Apparently, nothing. European governments have mastered the art of the loophole: finding some creative weasel room to give money without demanding accountability. Their citizens are tortured, killed and made to disappear—but they turn a blind eye, simply because their citizens have dual citizenship. The fraud that Europe and African governments have agreed to perpetuate is to have a pretend movement towards democracy and respect for human rights. And most ACP states will at least go through the pretense of respecting the civil liberties of their citizens.
Then comes the test presented by Isaias Afwerki: what if I don’t even bother to go through the pretense and tell you and everybody listening that I have no intention of sharing power, respecting human rights or doing all the things I promised I would do at the Cotonou Agreement?
This is a question that the EU is grappling with now. According to the EU, 122 million Euros have been earmarked for Eritrea by the Commission, which will be reviewed by European Development in May. Those who are giving the money will debate it, but those on whose name the money is being offered have no means to debate it because there is no free press or free parliament in Eritrea. What should be done?

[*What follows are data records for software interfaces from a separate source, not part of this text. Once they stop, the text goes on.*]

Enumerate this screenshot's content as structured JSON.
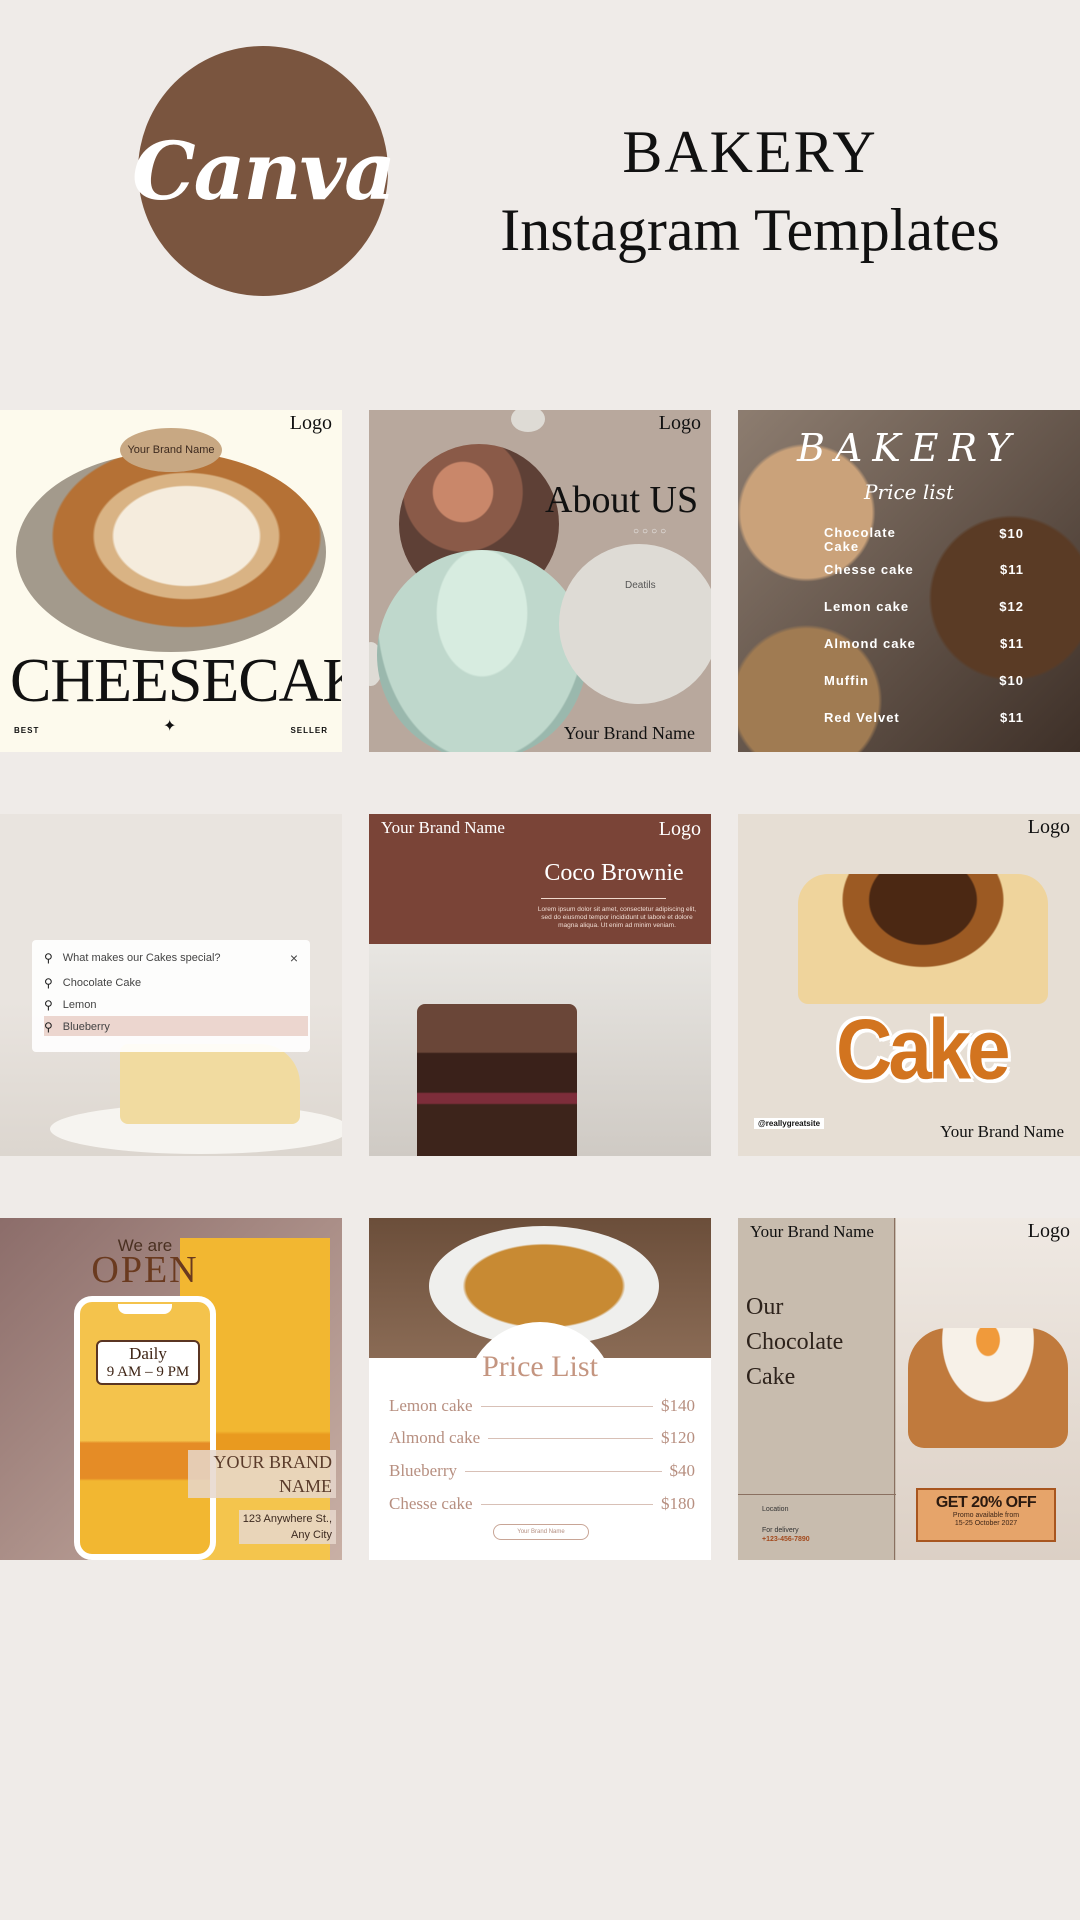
{
  "header": {
    "logo_text": "Canva",
    "title": "BAKERY",
    "subtitle": "Instagram Templates"
  },
  "tiles": {
    "t1": {
      "logo": "Logo",
      "brand": "Your Brand Name",
      "headline": "CHEESECAKE",
      "left_tag": "BEST",
      "right_tag": "SELLER",
      "star": "✦"
    },
    "t2": {
      "logo": "Logo",
      "headline": "About US",
      "dots": "○○○○",
      "details": "Deatils",
      "brand": "Your Brand Name"
    },
    "t3": {
      "title": "BAKERY",
      "subtitle": "Price list",
      "items": [
        {
          "name": "Chocolate Cake",
          "price": "$10"
        },
        {
          "name": "Chesse cake",
          "price": "$11"
        },
        {
          "name": "Lemon cake",
          "price": "$12"
        },
        {
          "name": "Almond cake",
          "price": "$11"
        },
        {
          "name": "Muffin",
          "price": "$10"
        },
        {
          "name": "Red Velvet",
          "price": "$11"
        }
      ]
    },
    "t4": {
      "search_query": "What makes our Cakes special?",
      "close": "×",
      "suggestions": [
        "Chocolate Cake",
        "Lemon",
        "Blueberry"
      ]
    },
    "t5": {
      "brand": "Your Brand Name",
      "logo": "Logo",
      "name": "Coco Brownie",
      "lorem": "Lorem ipsum dolor sit amet, consectetur adipiscing elit, sed do eiusmod tempor incididunt ut labore et dolore magna aliqua. Ut enim ad minim veniam."
    },
    "t6": {
      "logo": "Logo",
      "word": "Cake",
      "site": "@reallygreatsite",
      "brand": "Your Brand Name"
    },
    "t7": {
      "we_are": "We are",
      "open": "OPEN",
      "days": "Daily",
      "hours": "9 AM – 9 PM",
      "brand": "YOUR BRAND NAME",
      "address_1": "123 Anywhere St.,",
      "address_2": "Any City"
    },
    "t8": {
      "title": "Price List",
      "items": [
        {
          "name": "Lemon cake",
          "price": "$140"
        },
        {
          "name": "Almond cake",
          "price": "$120"
        },
        {
          "name": "Blueberry",
          "price": "$40"
        },
        {
          "name": "Chesse cake",
          "price": "$180"
        }
      ],
      "button": "Your Brand Name"
    },
    "t9": {
      "brand": "Your Brand Name",
      "logo": "Logo",
      "heading_1": "Our",
      "heading_2": "Chocolate",
      "heading_3": "Cake",
      "location": "Location",
      "delivery": "For delivery",
      "phone": "+123-456-7890",
      "promo": "GET 20% OFF",
      "promo_sub_1": "Promo available from",
      "promo_sub_2": "15-25 October 2027"
    }
  }
}
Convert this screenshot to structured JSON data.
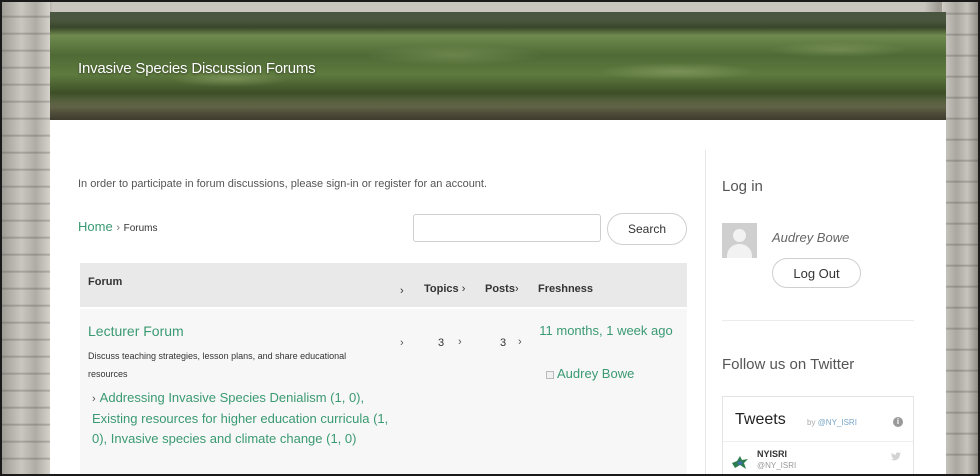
{
  "banner": {
    "title": "Invasive Species Discussion Forums"
  },
  "notice": "In order to participate in forum discussions, please sign-in or register for an account.",
  "breadcrumb": {
    "home": "Home",
    "separator": "›",
    "current": "Forums"
  },
  "search": {
    "value": "",
    "button_label": "Search"
  },
  "table": {
    "headers": {
      "forum": "Forum",
      "topics": "Topics",
      "posts": "Posts",
      "freshness": "Freshness",
      "arrow": "›"
    },
    "rows": [
      {
        "title": "Lecturer Forum",
        "description": "Discuss teaching strategies, lesson plans, and share educational resources",
        "topics": "3",
        "posts": "3",
        "freshness": "11 months, 1 week ago",
        "freshness_author": "Audrey Bowe",
        "subforums": "Addressing Invasive Species Denialism (1, 0), Existing resources for higher education curricula (1, 0), Invasive species and climate change (1, 0)"
      }
    ]
  },
  "sidebar": {
    "login_heading": "Log in",
    "user_name": "Audrey Bowe",
    "logout_label": "Log Out",
    "follow_heading": "Follow us on Twitter",
    "tweets": {
      "title": "Tweets",
      "by_prefix": "by",
      "by_handle": "@NY_ISRI",
      "account_name": "NYISRI",
      "account_handle": "@NY_ISRI"
    }
  },
  "colors": {
    "accent": "#3a9a72",
    "table_header_bg": "#e9e9e9",
    "table_row_bg": "#f7f7f7"
  }
}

A fundamental principle of the Cotonou Agreement is that when it comes to developmental aid, Europe will deal with the central governments of the ACP: not regional/local governments, not the civil society, nor opposition parties. Only the central government. The point of contact is supposed to be the central government.
But this article of the Agreement assumes that the central government is going to be accountable; that it is democratically elected, that there are watchdogs reviewing what it does.
The question is this: if the recipient government unilaterally amends a key clause, why shouldn’t the donor government also do so? In this instance, it is perfectly legitimate for the EU to come with its own amendment: until such time that the African state lives up to its end of the bargain, we will have to find other venues to dispense with the aid money. We will have to find groups that are more accountable than the central government.
In Eritrea, this means either NGOs who would give the funds directly to the people or (since that is not allowed by the central government) outlawed political groups who are accountable. Groups that oppose the regimes policies that have resulted in starvation creeping to Eritrea.
Food production has been deteriorating in Eritrea for the last decade. This is because Eritrean farmers who produced food as a family unit are broken: their children forced into indefinite military service and labor cannot help their parents, the farmers cannot produce enough. The regime has monopolized trade thereby criminalizing sales of food between Eritreans, thereby sending trade to the black-market and creating more food shortage.
Of the quarter million youth (or more) now engaging in non-producitve labor and war-preparation, most are farmers now engaged in the regime’s fantastic projects without pay while their farmland has become fallow. These are problem created by the Eritrean regime, and giving it 122 million Euros would be essentially a reward for its bad behavior.
The worst thing the EU can do is to provide money, with no strings attached, to governments which are not accountable to their people. It is their money, and Europeans can do whatever they want with it, but they should not fool themselves into thinking that they are actually helping. The EU could pick any Eritrean at random and get better assurances that the money will be spent for what it is intended than giving it to a hard-currency starved government, which is heavily involved in arms trade.
For that reason, we, you, all of us should express out views here:
There are Eritreans who will see this as part of a conspiracy to “starve Eritrea” but we are not responsible for people who confuse a country, with a government, and with the whims of one individual. It is time for people to stand up and act on what they believe without fear of blackmail or lectures from the enablers of dictatorship.